= Beginning of Section =
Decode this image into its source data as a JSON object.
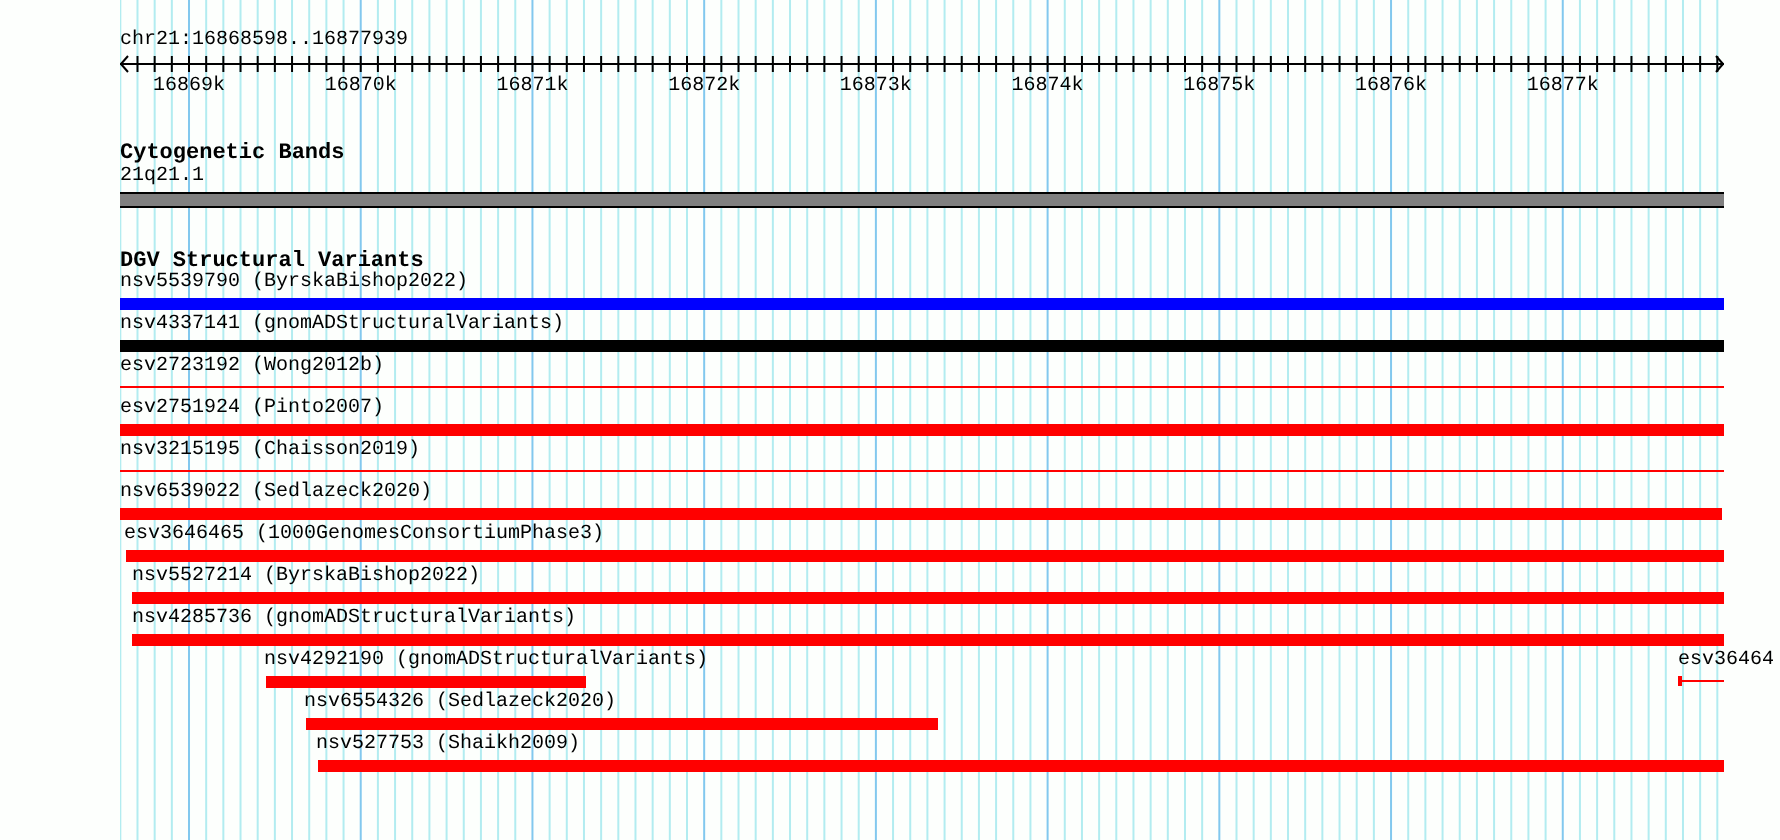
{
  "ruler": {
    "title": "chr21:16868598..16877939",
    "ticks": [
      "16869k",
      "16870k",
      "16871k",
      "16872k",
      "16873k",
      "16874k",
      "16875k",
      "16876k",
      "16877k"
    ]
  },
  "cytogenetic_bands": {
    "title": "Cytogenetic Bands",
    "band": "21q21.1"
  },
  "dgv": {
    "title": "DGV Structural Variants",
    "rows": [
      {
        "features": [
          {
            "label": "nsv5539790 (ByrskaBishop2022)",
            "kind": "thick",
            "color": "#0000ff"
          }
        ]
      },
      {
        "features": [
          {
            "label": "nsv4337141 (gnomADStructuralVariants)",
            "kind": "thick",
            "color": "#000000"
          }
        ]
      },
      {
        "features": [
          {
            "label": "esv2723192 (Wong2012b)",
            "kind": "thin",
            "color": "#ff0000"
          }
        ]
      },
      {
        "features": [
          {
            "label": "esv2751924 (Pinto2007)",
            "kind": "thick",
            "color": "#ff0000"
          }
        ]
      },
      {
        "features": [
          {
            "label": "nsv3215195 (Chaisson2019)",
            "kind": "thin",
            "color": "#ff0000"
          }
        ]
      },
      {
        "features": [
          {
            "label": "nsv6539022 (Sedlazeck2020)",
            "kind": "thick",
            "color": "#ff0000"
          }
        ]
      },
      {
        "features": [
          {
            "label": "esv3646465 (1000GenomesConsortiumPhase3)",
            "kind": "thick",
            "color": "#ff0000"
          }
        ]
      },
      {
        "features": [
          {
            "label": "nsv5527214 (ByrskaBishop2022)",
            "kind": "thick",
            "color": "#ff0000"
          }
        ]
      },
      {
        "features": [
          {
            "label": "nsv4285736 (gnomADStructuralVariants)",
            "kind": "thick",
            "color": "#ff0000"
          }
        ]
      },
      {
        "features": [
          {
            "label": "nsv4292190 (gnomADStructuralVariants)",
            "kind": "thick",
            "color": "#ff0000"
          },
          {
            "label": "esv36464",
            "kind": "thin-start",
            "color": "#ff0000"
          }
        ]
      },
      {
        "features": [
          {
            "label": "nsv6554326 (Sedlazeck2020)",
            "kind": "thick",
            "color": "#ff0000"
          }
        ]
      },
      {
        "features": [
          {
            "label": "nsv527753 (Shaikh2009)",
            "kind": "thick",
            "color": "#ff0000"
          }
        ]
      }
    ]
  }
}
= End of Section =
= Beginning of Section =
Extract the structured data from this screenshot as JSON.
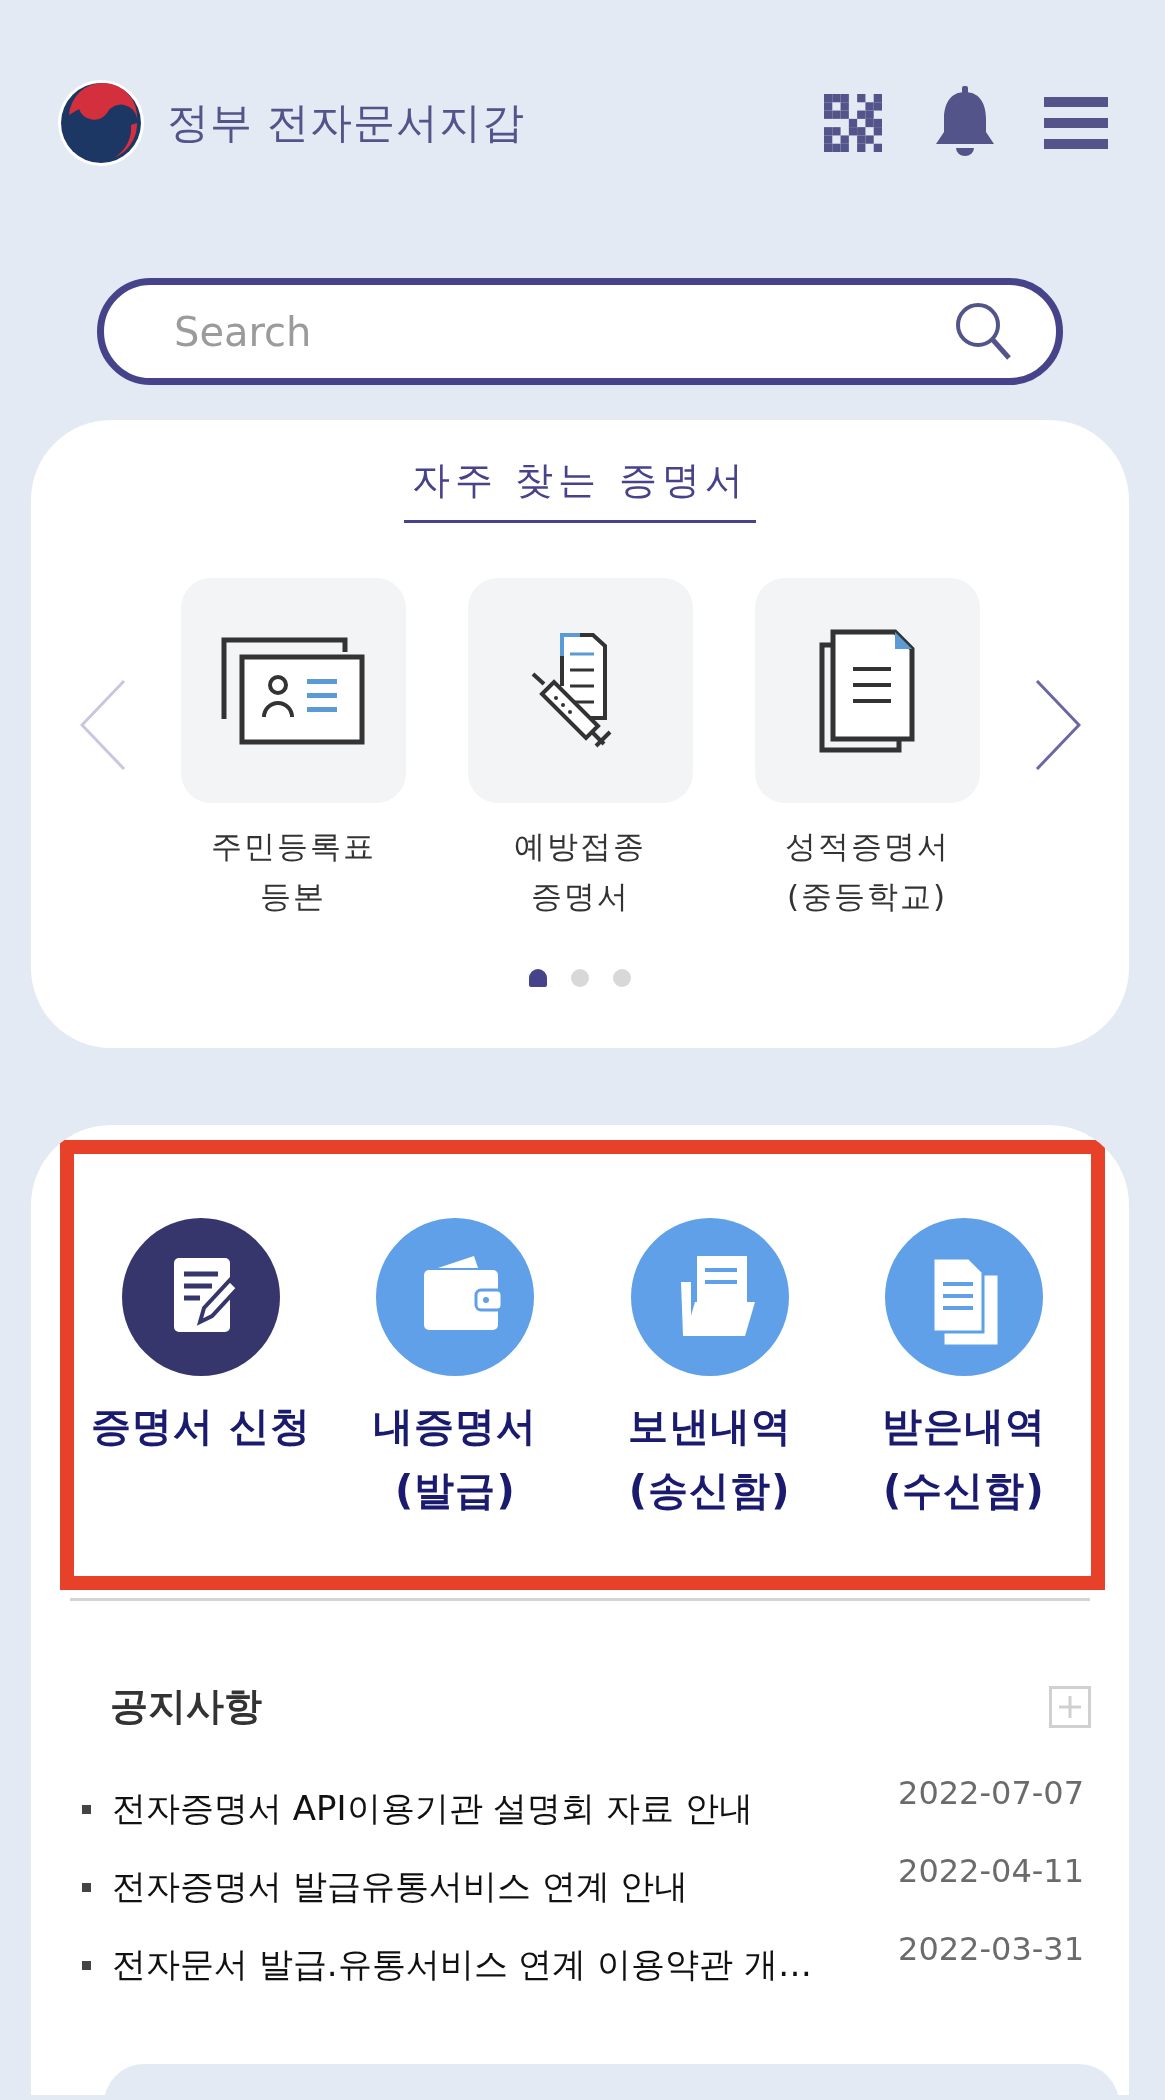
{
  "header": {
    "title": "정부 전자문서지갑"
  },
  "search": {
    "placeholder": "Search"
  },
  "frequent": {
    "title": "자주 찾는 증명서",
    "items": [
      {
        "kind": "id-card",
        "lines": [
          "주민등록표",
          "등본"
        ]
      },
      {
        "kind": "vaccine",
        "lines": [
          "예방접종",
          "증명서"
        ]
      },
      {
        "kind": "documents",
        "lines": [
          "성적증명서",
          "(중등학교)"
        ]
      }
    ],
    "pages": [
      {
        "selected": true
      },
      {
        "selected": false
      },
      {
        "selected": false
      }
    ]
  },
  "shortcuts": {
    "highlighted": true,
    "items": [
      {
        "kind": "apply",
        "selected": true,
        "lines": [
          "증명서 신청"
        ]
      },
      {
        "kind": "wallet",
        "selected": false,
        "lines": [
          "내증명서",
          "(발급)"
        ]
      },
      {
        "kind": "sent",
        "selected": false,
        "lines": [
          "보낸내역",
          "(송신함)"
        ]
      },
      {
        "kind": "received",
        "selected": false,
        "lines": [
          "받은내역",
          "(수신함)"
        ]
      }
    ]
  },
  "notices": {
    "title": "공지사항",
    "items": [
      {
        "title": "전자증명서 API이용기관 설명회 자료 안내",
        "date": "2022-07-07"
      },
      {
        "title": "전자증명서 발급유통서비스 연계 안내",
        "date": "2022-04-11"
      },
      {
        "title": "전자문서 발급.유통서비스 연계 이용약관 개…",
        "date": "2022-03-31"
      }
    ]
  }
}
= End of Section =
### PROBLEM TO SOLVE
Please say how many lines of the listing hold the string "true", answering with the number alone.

### EXERCISE SOLUTION
3